---------- Records supplied ----------

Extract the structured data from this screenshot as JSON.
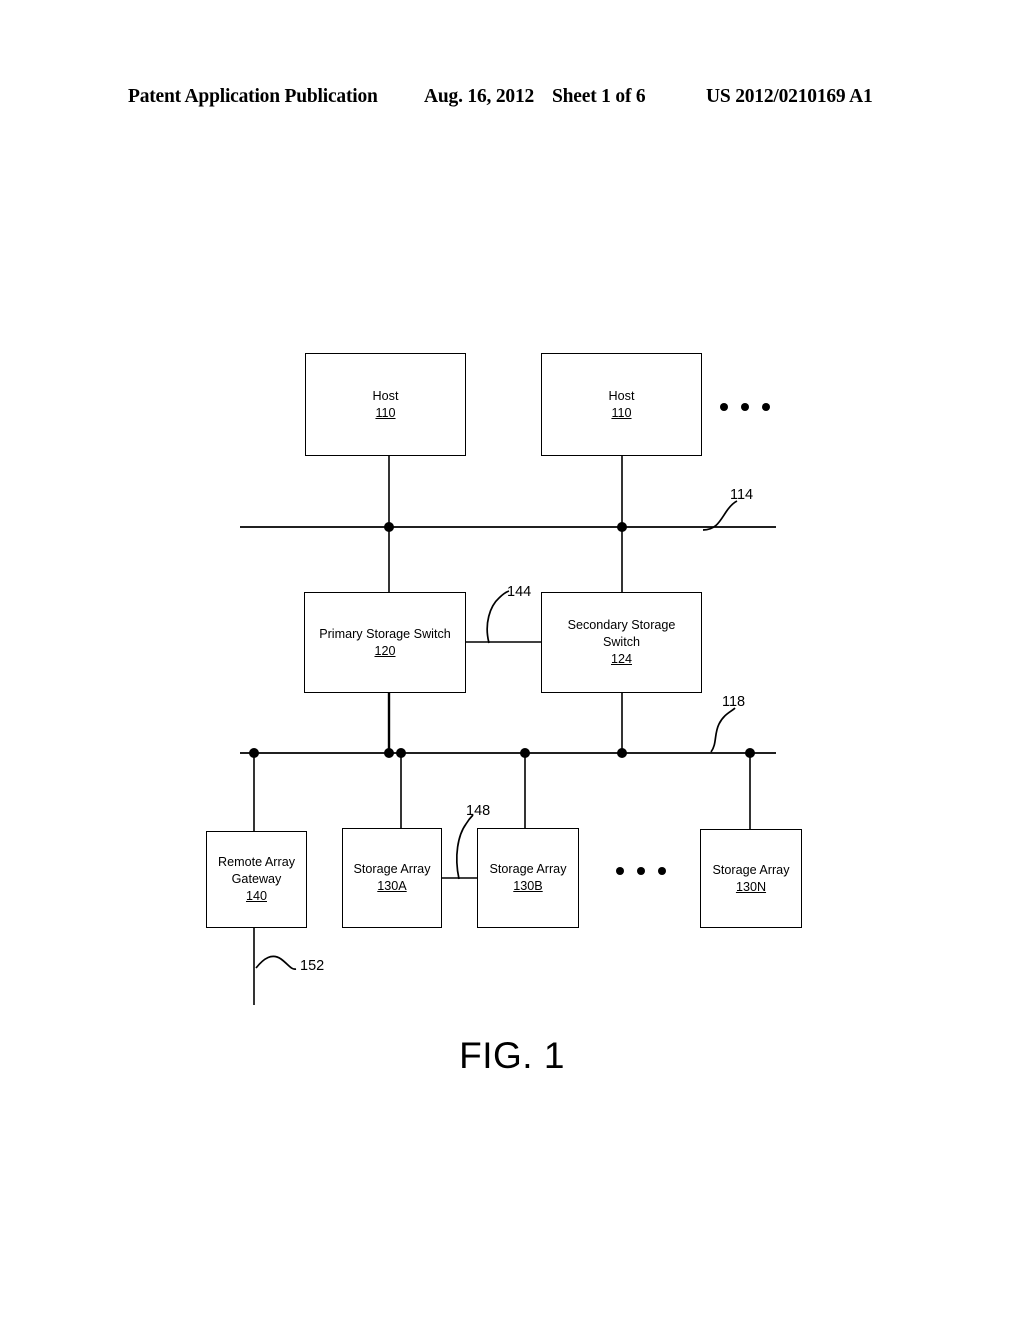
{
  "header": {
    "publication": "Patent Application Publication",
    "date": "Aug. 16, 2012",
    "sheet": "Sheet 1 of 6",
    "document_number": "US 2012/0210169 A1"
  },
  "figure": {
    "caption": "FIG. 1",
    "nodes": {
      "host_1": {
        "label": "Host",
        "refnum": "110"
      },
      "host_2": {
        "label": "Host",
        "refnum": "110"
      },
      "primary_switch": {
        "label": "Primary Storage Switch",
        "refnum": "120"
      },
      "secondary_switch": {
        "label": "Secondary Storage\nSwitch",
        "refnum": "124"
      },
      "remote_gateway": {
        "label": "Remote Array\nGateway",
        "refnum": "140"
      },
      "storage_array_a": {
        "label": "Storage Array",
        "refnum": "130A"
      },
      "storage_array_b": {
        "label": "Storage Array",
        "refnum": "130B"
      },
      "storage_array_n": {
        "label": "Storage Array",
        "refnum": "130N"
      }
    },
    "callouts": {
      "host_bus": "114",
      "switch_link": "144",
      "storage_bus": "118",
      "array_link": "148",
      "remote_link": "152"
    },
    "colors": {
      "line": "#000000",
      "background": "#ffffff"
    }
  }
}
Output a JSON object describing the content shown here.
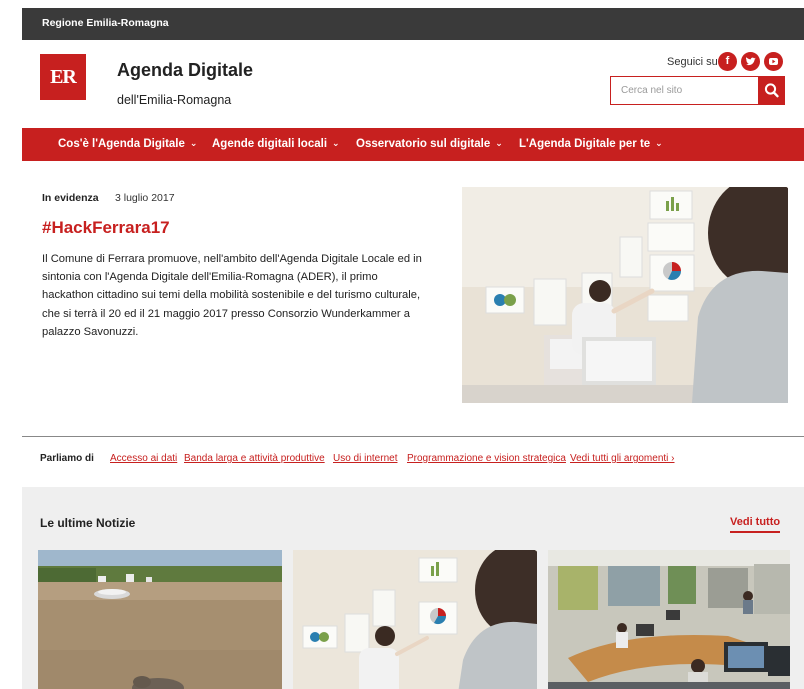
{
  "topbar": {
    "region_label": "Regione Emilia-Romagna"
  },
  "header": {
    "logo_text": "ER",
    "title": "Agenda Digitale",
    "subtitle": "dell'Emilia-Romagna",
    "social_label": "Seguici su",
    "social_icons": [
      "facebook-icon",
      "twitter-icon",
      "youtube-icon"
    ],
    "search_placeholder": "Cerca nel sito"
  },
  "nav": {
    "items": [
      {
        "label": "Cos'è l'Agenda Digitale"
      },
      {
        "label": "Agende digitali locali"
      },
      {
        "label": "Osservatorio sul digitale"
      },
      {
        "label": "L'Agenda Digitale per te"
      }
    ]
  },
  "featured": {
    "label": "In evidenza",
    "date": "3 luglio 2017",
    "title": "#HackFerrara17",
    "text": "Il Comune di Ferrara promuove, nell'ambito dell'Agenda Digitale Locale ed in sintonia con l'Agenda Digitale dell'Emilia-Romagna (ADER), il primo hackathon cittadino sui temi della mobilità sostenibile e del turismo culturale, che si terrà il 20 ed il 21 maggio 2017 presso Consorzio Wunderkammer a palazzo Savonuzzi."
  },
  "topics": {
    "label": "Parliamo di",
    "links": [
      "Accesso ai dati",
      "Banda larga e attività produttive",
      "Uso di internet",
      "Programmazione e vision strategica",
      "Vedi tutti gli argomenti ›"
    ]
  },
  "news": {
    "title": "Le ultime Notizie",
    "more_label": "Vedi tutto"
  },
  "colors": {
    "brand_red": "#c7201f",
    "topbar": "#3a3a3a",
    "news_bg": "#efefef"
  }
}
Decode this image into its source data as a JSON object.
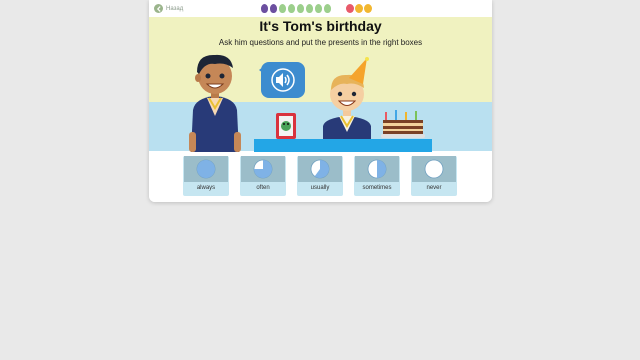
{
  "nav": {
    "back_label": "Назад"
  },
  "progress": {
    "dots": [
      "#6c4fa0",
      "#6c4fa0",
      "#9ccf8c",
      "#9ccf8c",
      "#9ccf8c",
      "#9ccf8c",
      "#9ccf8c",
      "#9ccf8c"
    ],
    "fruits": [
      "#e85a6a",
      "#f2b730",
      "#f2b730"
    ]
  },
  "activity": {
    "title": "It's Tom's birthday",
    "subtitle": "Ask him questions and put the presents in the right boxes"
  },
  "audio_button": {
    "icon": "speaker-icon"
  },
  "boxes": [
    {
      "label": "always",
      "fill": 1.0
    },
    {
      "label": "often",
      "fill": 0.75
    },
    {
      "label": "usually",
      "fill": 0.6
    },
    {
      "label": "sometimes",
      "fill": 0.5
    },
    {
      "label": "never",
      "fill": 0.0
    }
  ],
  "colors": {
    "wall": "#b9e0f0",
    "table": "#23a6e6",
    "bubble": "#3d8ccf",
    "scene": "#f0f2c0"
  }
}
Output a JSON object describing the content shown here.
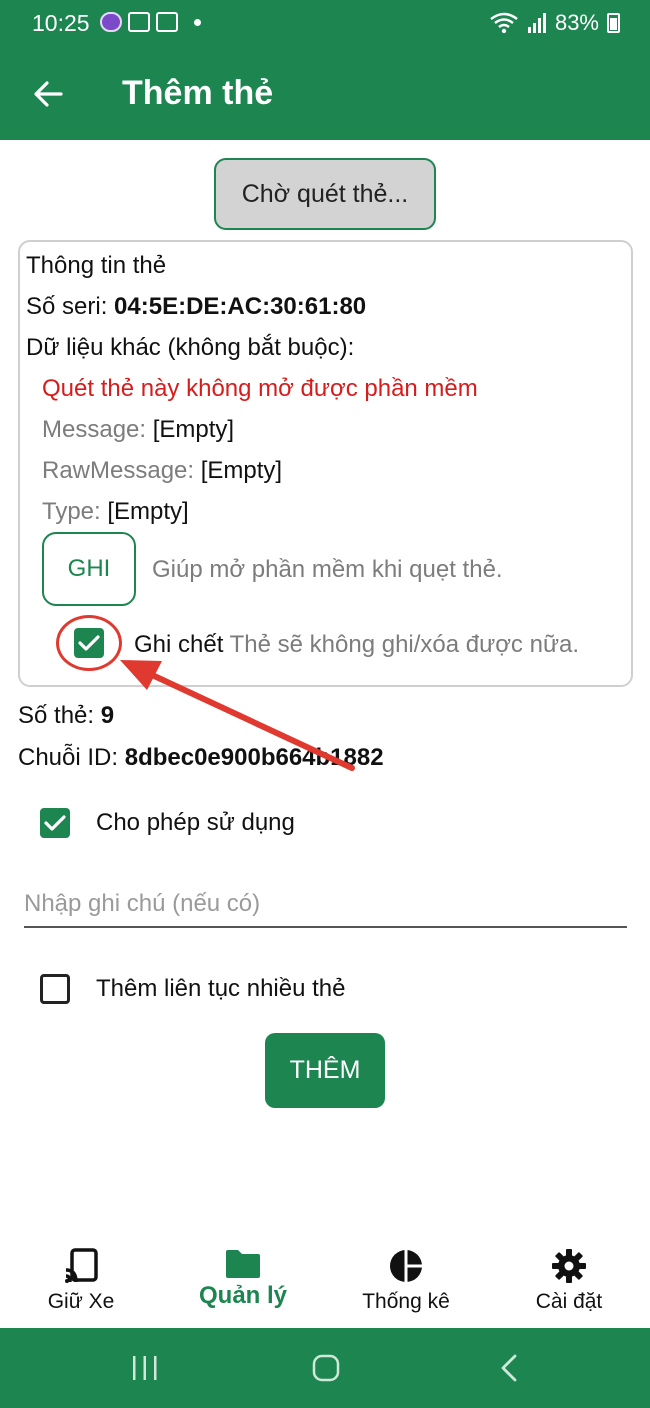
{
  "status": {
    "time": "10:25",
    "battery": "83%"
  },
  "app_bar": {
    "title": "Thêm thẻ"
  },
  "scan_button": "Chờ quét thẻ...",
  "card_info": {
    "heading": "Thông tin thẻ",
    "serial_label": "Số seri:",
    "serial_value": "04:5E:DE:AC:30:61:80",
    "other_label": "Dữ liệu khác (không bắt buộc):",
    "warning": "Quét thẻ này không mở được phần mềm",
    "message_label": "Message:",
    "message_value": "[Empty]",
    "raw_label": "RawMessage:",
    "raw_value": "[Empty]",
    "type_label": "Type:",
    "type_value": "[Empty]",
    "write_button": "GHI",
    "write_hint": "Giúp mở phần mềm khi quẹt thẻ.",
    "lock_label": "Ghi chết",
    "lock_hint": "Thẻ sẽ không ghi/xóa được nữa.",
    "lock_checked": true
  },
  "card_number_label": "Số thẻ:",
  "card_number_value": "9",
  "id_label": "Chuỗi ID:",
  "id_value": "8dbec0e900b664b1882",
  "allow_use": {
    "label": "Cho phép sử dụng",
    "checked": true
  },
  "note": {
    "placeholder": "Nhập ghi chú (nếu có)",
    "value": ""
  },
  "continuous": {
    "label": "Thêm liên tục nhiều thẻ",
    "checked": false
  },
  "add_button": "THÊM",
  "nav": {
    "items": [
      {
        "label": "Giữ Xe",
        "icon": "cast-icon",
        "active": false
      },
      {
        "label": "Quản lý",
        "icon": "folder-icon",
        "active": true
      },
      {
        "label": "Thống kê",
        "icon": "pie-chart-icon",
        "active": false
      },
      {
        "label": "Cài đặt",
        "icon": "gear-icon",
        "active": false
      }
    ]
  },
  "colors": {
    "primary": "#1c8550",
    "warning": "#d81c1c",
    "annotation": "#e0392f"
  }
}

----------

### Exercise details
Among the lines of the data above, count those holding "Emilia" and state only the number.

### Written reply
3